My poem, “Bird, Flown” has been accepted for print publication in the Fall 2015 issue of Pilgrimage magazine out of Colorado State University in Pueblo, Colorado. The themes for the double issue? Beginnings and Flight!
My multi-part, nine-page poetic sequence, “Great Hunger,” has been selected by Anchor & Plume of Baton Rouge, Louisiana for publication as a poetry pocket book in 2016! They focus on poetry about landscape and place. Glad that epic has finally found a home. And in print no less.
The Disobedient issue is up and running at Poemeleon, hot off the pixel-bit presses. My (dis)obedient poem featured there includes bonfires and daffodils, spiral-bound notebooks and Rubbermaid roughneck totes.
Actually, the journal, riverbabble, is going to published two of my poems, “Present Tense Love Poem” and “Pulling the Rope,” in their Summer 2015 issue due out by the end of June. The theme for this edition was Thought and Experience and, frankly, I am not sure I remember what my submission have to do with that theme about now...
This time from Poemeleonwhere my work has appeared before, my poem with a very long title has been accepted for their upcoming Disobedient issue:“Faced with a Towering Stack of Rubbermaid Bins, the Lifelong Incunabulist Contemplates (Yet Again) How Best to Deal With Four Decades of Notebooks that Require Destruction before the (Inevitable) End."
My poem, “A Villanelle While We Wait for Justice to Roll Down Like Water,” has been accepted for publication by Form Quarterly. Yes, that is correct, a journal devoted entirely to form! The photograph (above) is of the Civil Rights Memorial on the grounds of the Southern Poverty Law Center in Montgomery, Alabama. The memorial, designed by Maya Lin, has the words in the title of my poem carved into its black granite face. It turns out the quote is actually from Amos 5:24 but, on the memorial, are wrongly attributed to the Rev. Dr. Martin Luther King, Jr.

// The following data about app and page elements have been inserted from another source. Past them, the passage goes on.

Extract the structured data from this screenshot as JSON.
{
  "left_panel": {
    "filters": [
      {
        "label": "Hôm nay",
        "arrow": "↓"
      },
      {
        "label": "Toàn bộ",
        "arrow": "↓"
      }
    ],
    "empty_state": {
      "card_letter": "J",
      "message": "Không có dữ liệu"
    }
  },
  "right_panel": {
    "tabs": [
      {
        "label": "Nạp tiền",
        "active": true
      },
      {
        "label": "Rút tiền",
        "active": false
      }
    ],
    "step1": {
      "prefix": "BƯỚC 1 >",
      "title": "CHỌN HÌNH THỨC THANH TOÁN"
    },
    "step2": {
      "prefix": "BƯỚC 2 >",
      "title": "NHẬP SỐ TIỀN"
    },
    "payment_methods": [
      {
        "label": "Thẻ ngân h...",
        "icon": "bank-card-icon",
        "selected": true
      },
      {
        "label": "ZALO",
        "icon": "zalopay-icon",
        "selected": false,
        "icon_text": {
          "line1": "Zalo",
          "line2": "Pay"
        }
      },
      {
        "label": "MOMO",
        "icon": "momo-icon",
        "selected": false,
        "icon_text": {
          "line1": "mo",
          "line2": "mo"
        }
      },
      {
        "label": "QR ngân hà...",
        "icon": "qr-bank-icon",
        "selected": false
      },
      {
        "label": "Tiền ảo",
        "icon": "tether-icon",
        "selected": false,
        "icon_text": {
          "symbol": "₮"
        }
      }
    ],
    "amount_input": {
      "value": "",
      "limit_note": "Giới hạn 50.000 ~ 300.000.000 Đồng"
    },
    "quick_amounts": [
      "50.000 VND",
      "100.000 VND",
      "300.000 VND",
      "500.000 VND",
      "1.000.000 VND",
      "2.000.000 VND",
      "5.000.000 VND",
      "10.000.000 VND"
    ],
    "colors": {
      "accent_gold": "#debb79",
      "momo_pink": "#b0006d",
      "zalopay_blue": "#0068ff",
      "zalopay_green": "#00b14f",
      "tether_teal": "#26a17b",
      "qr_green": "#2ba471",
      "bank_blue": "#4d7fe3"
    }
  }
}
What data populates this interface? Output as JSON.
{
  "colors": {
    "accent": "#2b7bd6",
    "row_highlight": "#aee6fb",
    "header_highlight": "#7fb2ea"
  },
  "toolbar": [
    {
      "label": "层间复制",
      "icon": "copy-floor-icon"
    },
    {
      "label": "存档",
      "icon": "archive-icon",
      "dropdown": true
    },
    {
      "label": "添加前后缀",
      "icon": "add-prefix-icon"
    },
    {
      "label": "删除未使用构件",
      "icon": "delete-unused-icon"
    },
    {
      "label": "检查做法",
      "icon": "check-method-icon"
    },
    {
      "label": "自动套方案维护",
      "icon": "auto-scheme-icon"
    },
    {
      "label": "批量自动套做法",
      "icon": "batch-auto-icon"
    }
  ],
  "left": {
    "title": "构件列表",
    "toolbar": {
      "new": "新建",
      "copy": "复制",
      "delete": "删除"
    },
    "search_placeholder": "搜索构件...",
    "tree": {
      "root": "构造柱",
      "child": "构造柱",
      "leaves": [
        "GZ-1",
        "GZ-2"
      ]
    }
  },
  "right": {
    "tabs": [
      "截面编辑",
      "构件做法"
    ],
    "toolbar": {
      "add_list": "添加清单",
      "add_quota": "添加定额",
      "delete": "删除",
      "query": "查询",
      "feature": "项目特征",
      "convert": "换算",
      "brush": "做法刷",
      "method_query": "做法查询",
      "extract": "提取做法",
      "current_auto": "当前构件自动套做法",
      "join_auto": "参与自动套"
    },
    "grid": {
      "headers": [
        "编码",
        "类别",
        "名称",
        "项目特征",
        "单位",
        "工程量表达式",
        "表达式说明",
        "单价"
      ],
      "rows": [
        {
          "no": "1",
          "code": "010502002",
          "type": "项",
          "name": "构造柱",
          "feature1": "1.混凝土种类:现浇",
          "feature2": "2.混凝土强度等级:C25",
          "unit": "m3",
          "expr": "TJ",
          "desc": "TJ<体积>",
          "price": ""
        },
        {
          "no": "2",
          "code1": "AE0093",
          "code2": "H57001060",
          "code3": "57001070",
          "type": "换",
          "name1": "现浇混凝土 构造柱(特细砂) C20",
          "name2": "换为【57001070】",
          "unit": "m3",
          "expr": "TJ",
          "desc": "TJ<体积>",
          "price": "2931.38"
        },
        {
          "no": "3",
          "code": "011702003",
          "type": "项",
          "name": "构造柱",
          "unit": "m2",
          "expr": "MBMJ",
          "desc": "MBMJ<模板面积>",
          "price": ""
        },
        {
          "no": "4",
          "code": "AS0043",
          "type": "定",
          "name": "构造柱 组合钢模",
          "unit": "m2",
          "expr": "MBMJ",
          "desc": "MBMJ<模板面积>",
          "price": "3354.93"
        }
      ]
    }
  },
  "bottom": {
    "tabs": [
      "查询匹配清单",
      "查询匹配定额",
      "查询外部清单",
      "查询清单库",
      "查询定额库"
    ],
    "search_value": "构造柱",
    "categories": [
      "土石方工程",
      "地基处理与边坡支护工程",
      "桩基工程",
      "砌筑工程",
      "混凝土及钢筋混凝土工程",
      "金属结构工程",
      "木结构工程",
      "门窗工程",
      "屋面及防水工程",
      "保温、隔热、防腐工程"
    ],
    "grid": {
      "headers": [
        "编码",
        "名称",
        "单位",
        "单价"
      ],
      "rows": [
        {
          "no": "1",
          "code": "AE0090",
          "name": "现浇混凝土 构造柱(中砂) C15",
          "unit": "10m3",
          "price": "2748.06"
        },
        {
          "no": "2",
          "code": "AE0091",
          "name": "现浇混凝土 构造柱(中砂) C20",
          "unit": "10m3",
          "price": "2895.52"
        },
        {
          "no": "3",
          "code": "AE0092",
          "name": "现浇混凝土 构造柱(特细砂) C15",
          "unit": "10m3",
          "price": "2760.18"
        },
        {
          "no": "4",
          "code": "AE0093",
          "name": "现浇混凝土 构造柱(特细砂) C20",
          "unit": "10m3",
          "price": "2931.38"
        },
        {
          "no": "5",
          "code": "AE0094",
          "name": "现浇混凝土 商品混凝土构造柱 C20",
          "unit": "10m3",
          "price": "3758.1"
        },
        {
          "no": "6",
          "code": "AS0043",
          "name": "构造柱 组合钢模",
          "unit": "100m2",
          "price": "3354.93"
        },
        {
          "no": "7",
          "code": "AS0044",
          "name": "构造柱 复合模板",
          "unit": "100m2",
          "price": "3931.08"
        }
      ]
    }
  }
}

After two weeks in the Finger Lakes region of central New York, tonight was a literary love-fest at The Waypost in North Portland. Six women reading their work with or without hipster-fresh-squeezed margaritas. The beat does, indeed, go on even when it's 71 degrees outside...